Troops of the two countries have been locked in a standoff in Dokalam since June 16 after Indian troops stopped the Chinese army from building a road in the disputed area.
While the statement by New Delhi did not explicitly state whether Indian and Chinese troops had already withdrawn from the area, Beijing claimed that Indian troops have indeed pulled back. China, however, remained ambiguous about the status of its own troops.
"Chinese troops on the ground have verified it (withdrawal of Indian troops). China continues to exercise sovereignty. China will make adjustments according to the situation," Chinese foreign ministry spokesperson Hua Chunying told reporters in Beijing.
Asked if the Chinese statement means that China has not made any concession, officials in New Delhi said expeditious disengagement implies withdrawal of both parties because a unilateral withdrawal by India would not have needed or required an agreement with China, PTI reported.
India and China have been keeping diplomatic channels open ever since the border incursion by China on June 16, in what's called the tri-junction area at Doklam, which is in Bhutan. This has been despite the continued rhetoric from China, espcecially its state-backed media.
Hua, the Chinese spokesperson, said Indian soldiers and equipment had been pulled back to the Indian side of the border. The Chinese side, she added, continues to patrol the Doklam area.
"The Chinese side continues to uphold sovereignty and territorial integrity according to the historical convention," she said.
The move comes ahead of the BRICS Summit, which will be attended by leaders of five countries, including Prime Minister Narendra Modi, in China's Xiamen in from September 3-5.
On August 1, China claimed in a 15-page ‘fact-sheet’ on the ongoing crisis that India’s troops had come down from 400 in June to around 40 in July.
"Over 400 people at one point, have put up three tents and advanced over 180 metres into the Chinese territory. As of the end of July, there were still over 40 Indian border troops and one bulldozer illegally staying in the Chinese territory," the document released by the Chinese Foreign Affairs ministry read.

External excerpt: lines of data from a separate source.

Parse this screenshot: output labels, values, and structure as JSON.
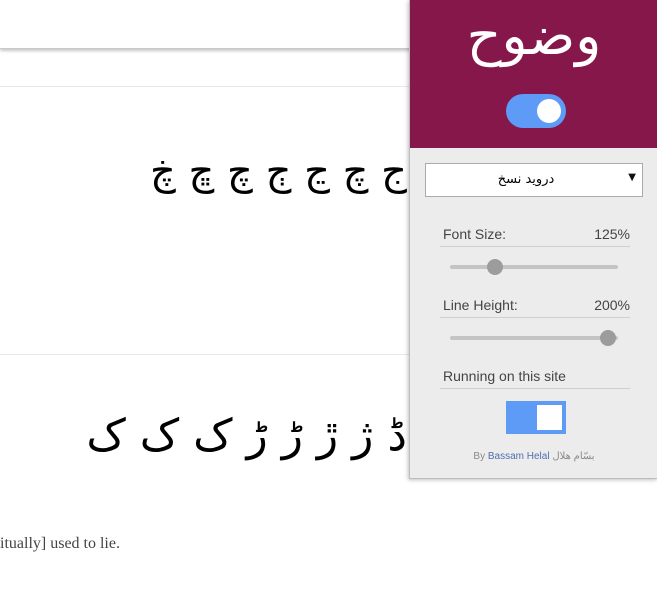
{
  "page": {
    "arabic_row_1": "ج چ ڃ ڄ چ ڇ ڿ",
    "arabic_row_2": "ڈ ژ ڙ ڑ ڑ ک ک ک",
    "sentence": "itually] used to lie."
  },
  "popup": {
    "title": "وضوح",
    "enabled": true,
    "font_select": {
      "value": "درويد نسخ"
    },
    "font_size": {
      "label": "Font Size:",
      "value": "125%",
      "slider_fraction": 0.27
    },
    "line_height": {
      "label": "Line Height:",
      "value": "200%",
      "slider_fraction": 0.94
    },
    "running": {
      "label": "Running on this site",
      "enabled": true
    },
    "credit": {
      "prefix": "By ",
      "author": "Bassam Helal",
      "arabic": "بسّام هلال"
    }
  },
  "colors": {
    "header": "#86174a",
    "toggle": "#5d9bf7",
    "panel": "#ececec"
  },
  "icons": {
    "select_arrow": "chevron-down-icon"
  }
}
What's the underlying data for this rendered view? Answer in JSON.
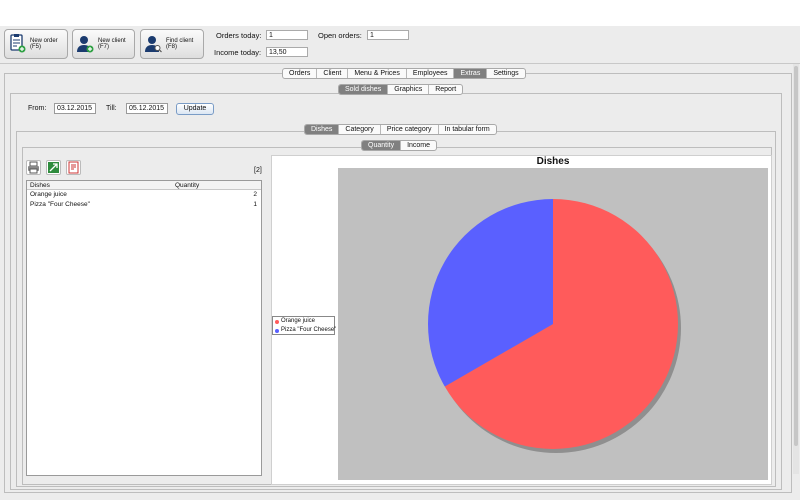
{
  "toolbar": {
    "new_order": "New order (F5)",
    "new_client": "New client (F7)",
    "find_client": "Find client (F8)"
  },
  "stats": {
    "orders_today_label": "Orders today:",
    "orders_today_value": "1",
    "open_orders_label": "Open orders:",
    "open_orders_value": "1",
    "income_today_label": "Income today:",
    "income_today_value": "13,50"
  },
  "main_tabs": [
    {
      "label": "Orders",
      "selected": false
    },
    {
      "label": "Client",
      "selected": false
    },
    {
      "label": "Menu & Prices",
      "selected": false
    },
    {
      "label": "Employees",
      "selected": false
    },
    {
      "label": "Extras",
      "selected": true
    },
    {
      "label": "Settings",
      "selected": false
    }
  ],
  "sub_tabs": [
    {
      "label": "Sold dishes",
      "selected": true
    },
    {
      "label": "Graphics",
      "selected": false
    },
    {
      "label": "Report",
      "selected": false
    }
  ],
  "filter": {
    "from_label": "From:",
    "from_value": "03.12.2015",
    "till_label": "Till:",
    "till_value": "05.12.2015",
    "update_label": "Update"
  },
  "category_tabs": [
    {
      "label": "Dishes",
      "selected": true
    },
    {
      "label": "Category",
      "selected": false
    },
    {
      "label": "Price category",
      "selected": false
    },
    {
      "label": "In tabular form",
      "selected": false
    }
  ],
  "metric_tabs": [
    {
      "label": "Quantity",
      "selected": true
    },
    {
      "label": "Income",
      "selected": false
    }
  ],
  "list": {
    "count": "[2]",
    "col_dishes": "Dishes",
    "col_quantity": "Quantity",
    "rows": [
      {
        "dish": "Orange juice",
        "quantity": "2"
      },
      {
        "dish": "Pizza \"Four Cheese\"",
        "quantity": "1"
      }
    ]
  },
  "icons": {
    "print": "print-icon",
    "export_excel": "excel-export-icon",
    "export_pdf": "pdf-export-icon"
  },
  "chart_data": {
    "type": "pie",
    "title": "Dishes",
    "categories": [
      "Orange juice",
      "Pizza \"Four Cheese\""
    ],
    "values": [
      2,
      1
    ],
    "colors": [
      "#ff5b5b",
      "#5a60ff"
    ],
    "legend": "left"
  }
}
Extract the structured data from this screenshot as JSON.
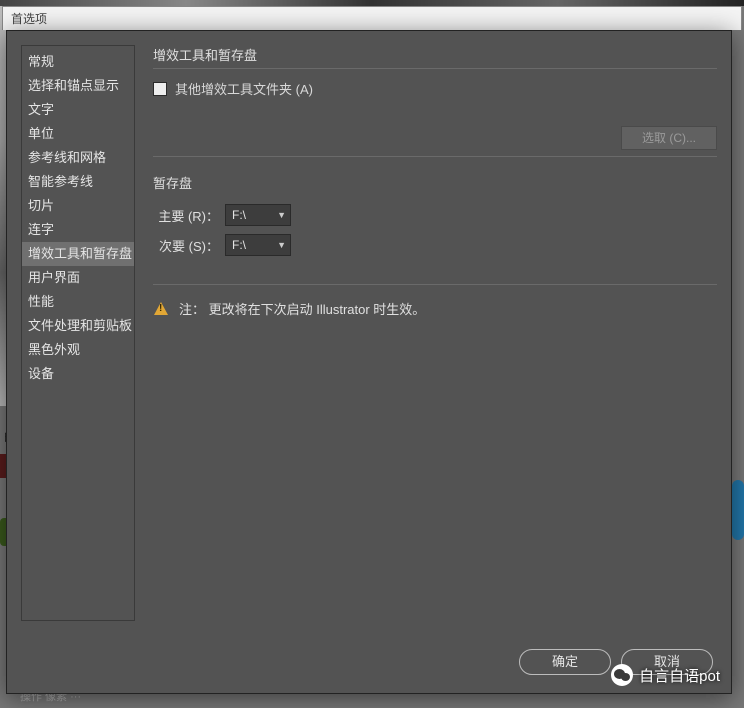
{
  "window": {
    "title": "首选项"
  },
  "sidebar": {
    "items": [
      {
        "label": "常规"
      },
      {
        "label": "选择和锚点显示"
      },
      {
        "label": "文字"
      },
      {
        "label": "单位"
      },
      {
        "label": "参考线和网格"
      },
      {
        "label": "智能参考线"
      },
      {
        "label": "切片"
      },
      {
        "label": "连字"
      },
      {
        "label": "增效工具和暂存盘",
        "selected": true
      },
      {
        "label": "用户界面"
      },
      {
        "label": "性能"
      },
      {
        "label": "文件处理和剪贴板"
      },
      {
        "label": "黑色外观"
      },
      {
        "label": "设备"
      }
    ]
  },
  "main": {
    "section1_title": "增效工具和暂存盘",
    "checkbox_label": "其他增效工具文件夹 (A)",
    "select_button": "选取 (C)...",
    "section2_title": "暂存盘",
    "primary_label": "主要 (R)：",
    "primary_value": "F:\\",
    "secondary_label": "次要 (S)：",
    "secondary_value": "F:\\",
    "note_text": "注： 更改将在下次启动 Illustrator 时生效。"
  },
  "footer": {
    "ok": "确定",
    "cancel": "取消"
  },
  "overlay": {
    "hint": "自言自语pot"
  },
  "bg": {
    "left_text": "的",
    "bottom_text": "操作           像素   ···"
  }
}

The standoff began on June 16 when Indian troops went into the area that overlooks the ‘Chicken’s Neck’, a region of strategic importance to India, when China began building a road there. The Chicken’s Neck is a thin stretch that connects the rest of India to the north-eastern states.
The face-off began after Indian troops stopped Chinese military from building a road India believes would allow Beijing to cut its access to the northeastern states.
The standoff saw 300 soldiers from each side, confronting each other on the remote Doklam plateau in the Eastern Himalayas. India ignored repeated baiting and aggressive rhetoric by China to insist it would seek diplomatic channels to resolve the tension.
China retorted that it had every right to build a road in a region that is part of its territory. Chinese media and spokespersons repeatedly warned of military escalation, a possible "countdown to war" and of a repeat of India's humiliating defeat by China in 1962.
While Beijing reiterated on the unilateral pulling out of India's soldiers, New Delhi maintained that both sides withdraw troops to engage in dialogue.
Also last week, China issued a travel advisory for its citizens in India or coming to India. It cautioned its citizens against infectious diseases and natural disasters. "There frequently occurred natural disasters, traffic accidents and infectious diseases in India (sic),"said the advisory.
Indian border guards, on August 15, foiled an attempt by the Chinese soldiers to enter Indian territory in Ladakh, resulting in stone pelting that caused minor injuries to troops on both the sides.
External Affairs Minister Sushma Swaraj recently said both sides should first pull back their troops for any talks to take place, and favoured a peaceful resolution of the border standoff.